The pressing global issue being tackled by Dr. Fam and his students is the deterioration of roads, bridges and buildings due to adverse weather conditions and to aging infrastructure that requires continual repair. They are developing innovative solutions that the Munro Chair funding – along with federal and provincial government grants and industry partnerships – will enable them to refine for commercial application.

“We have major problems today with some of our traditional construction materials,” explains Dr. Fam. “The steel bars that currently reinforce concrete highways and bridges suffer badly from corrosion, particularly in harsh Canadian winters when de-icing salt is used.”

In their search for corrosion-resistant materials, his lab started testing carbon and glass fiber-reinforced polymers (FRPs) to replace steel reinforcing bars. They moved from the simple replacement of steel with lighter and stronger fiberglass to “stay-in-place” forms that facilitate “rapid construction”: building things quickly that are also more durable.

“The philosophy of rapid construction is to complete construction quickly, then get out … and not have to come back for maintenance,” says Dr. Fam. “This is now part of our vision.”

Another important part of the team’s vision is to find green, bio-based replacements for chemical-based composites that may be environmentally unfriendly and difficult to recycle. They have discovered, for example, that resin made from the juices of corn-cob cores and sugar cane will bond the fiberglass sheets used to repair existing structures. In another application, flax fibers successfully replaced glass fibers in pre-fabricated insulated sandwich panels, creating an effective alternative from renewable resources.

Because public safety concerns are paramount in the construction industry, change doesn’t come about quickly, notes Dr. Fam. As one of the few researchers today working on bio-green sustainable construction materials, he is realistic about the time required for them to become “code.”
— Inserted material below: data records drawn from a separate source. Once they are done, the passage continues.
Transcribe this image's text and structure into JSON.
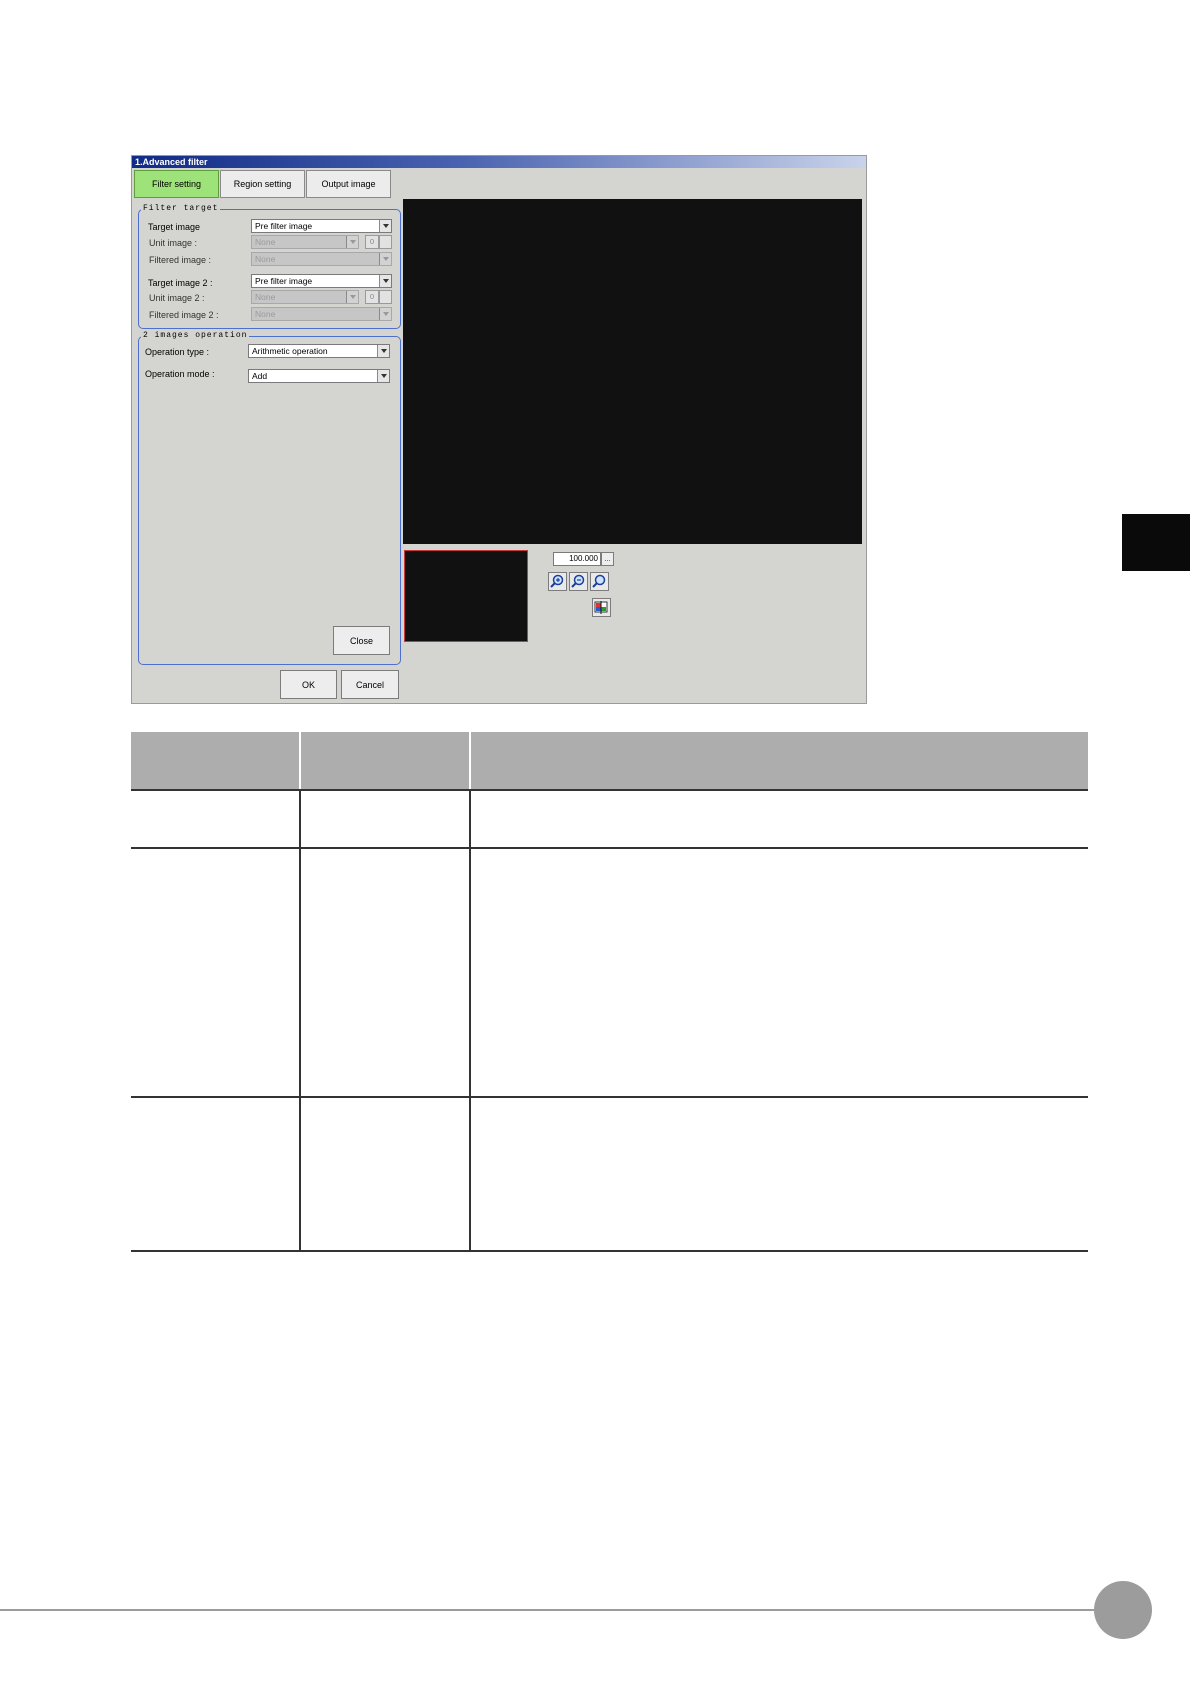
{
  "window": {
    "title": "1.Advanced filter",
    "tabs": [
      {
        "label": "Filter setting",
        "active": true
      },
      {
        "label": "Region setting",
        "active": false
      },
      {
        "label": "Output image",
        "active": false
      }
    ]
  },
  "filter_target": {
    "title": "Filter target",
    "target_image_label": "Target image",
    "target_image_value": "Pre filter image",
    "unit_image_label": "Unit image :",
    "unit_image_value": "None",
    "unit_image_number": "0",
    "filtered_image_label": "Filtered image :",
    "filtered_image_value": "None",
    "target_image2_label": "Target image 2 :",
    "target_image2_value": "Pre filter image",
    "unit_image2_label": "Unit image 2 :",
    "unit_image2_value": "None",
    "unit_image2_number": "0",
    "filtered_image2_label": "Filtered image 2 :",
    "filtered_image2_value": "None"
  },
  "images_operation": {
    "title": "2 images operation",
    "operation_type_label": "Operation type :",
    "operation_type_value": "Arithmetic operation",
    "operation_mode_label": "Operation mode :",
    "operation_mode_value": "Add",
    "close_label": "Close"
  },
  "footer_buttons": {
    "ok_label": "OK",
    "cancel_label": "Cancel"
  },
  "zoom": {
    "value": "100.000",
    "more_label": "..."
  },
  "icons": [
    "zoom-in-icon",
    "zoom-out-icon",
    "zoom-fit-icon",
    "display-settings-icon"
  ],
  "colors": {
    "active_tab": "#9ee27a",
    "group_border": "#4d6fd0",
    "title_bar": "#102b86",
    "table_header": "#adadad"
  }
}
That doesn’t dampen his enthusiasm or that of his research team, either. They are passionate about improving the strength, durability, ease of construction and environmental impact of structures we use every day – helping to make Dr. Fam’s dream come true.

Dr. Fam currently leads a postdoctoral fellow, seven doctoral students and five masters students.

The Estate of Donald Munro funded the Chair and provided an endowment to support programing and operations in Beamish-Munro Hall. Mr. Munro’s estate and in-life gifts were made in memory of his two children.

Donor-funded faculty positions  – chairs, professorships and post-doctoral fellowships – enable Queen’s to recognize and attract top researchers and scholars, both from within the university and from around the world. The terms of reference for these positions, which require Senate approval, outline how the funding will be used. This may include salary, equipment costs and other resources needed by the holder. Queen’s first chair was named for Sir John A. Macdonald in 1899 and was held by Adam Shortt, the university’s first full-time professor of politics and economics. Since the beginning of the Initiative Campaign, in 2006, attracting donations to support these positions has been a priority.